━━ WORKING DATA ━━
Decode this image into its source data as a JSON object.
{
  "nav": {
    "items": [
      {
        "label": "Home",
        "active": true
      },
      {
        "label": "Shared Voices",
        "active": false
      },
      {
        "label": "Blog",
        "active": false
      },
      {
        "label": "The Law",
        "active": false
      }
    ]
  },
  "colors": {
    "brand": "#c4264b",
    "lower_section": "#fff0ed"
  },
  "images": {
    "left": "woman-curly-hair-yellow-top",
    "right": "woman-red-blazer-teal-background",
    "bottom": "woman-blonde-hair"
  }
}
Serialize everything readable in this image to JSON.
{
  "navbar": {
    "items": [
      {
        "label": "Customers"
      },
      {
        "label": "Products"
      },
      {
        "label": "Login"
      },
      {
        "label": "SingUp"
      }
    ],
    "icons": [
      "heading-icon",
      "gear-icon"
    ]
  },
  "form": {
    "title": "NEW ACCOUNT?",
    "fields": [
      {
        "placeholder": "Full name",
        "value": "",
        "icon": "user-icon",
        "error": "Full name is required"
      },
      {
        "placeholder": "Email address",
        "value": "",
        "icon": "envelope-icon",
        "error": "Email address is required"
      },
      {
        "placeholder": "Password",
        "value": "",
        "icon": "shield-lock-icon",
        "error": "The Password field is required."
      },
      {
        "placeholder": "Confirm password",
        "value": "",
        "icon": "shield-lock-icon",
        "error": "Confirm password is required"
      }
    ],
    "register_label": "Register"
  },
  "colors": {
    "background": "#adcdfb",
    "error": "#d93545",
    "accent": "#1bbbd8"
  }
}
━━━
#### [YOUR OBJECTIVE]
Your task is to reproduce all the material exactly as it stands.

#### [COMPLETED EXERCISE]
Decode this image into its source data as a JSON object.
{
  "nav": {
    "items": [
      {
        "label": "Home",
        "active": true
      },
      {
        "label": "Shared Voices",
        "active": false
      },
      {
        "label": "Blog",
        "active": false
      },
      {
        "label": "The Law",
        "active": false
      }
    ]
  },
  "colors": {
    "brand": "#c4264b",
    "lower_section": "#fff0ed"
  },
  "images": {
    "left": "woman-curly-hair-yellow-top",
    "right": "woman-red-blazer-teal-background",
    "bottom": "woman-blonde-hair"
  }
}
Serialize everything readable in this image to JSON.
{
  "navbar": {
    "items": [
      {
        "label": "Customers"
      },
      {
        "label": "Products"
      },
      {
        "label": "Login"
      },
      {
        "label": "SingUp"
      }
    ],
    "icons": [
      "heading-icon",
      "gear-icon"
    ]
  },
  "form": {
    "title": "NEW ACCOUNT?",
    "fields": [
      {
        "placeholder": "Full name",
        "value": "",
        "icon": "user-icon",
        "error": "Full name is required"
      },
      {
        "placeholder": "Email address",
        "value": "",
        "icon": "envelope-icon",
        "error": "Email address is required"
      },
      {
        "placeholder": "Password",
        "value": "",
        "icon": "shield-lock-icon",
        "error": "The Password field is required."
      },
      {
        "placeholder": "Confirm password",
        "value": "",
        "icon": "shield-lock-icon",
        "error": "Confirm password is required"
      }
    ],
    "register_label": "Register"
  },
  "colors": {
    "background": "#adcdfb",
    "error": "#d93545",
    "accent": "#1bbbd8"
  }
}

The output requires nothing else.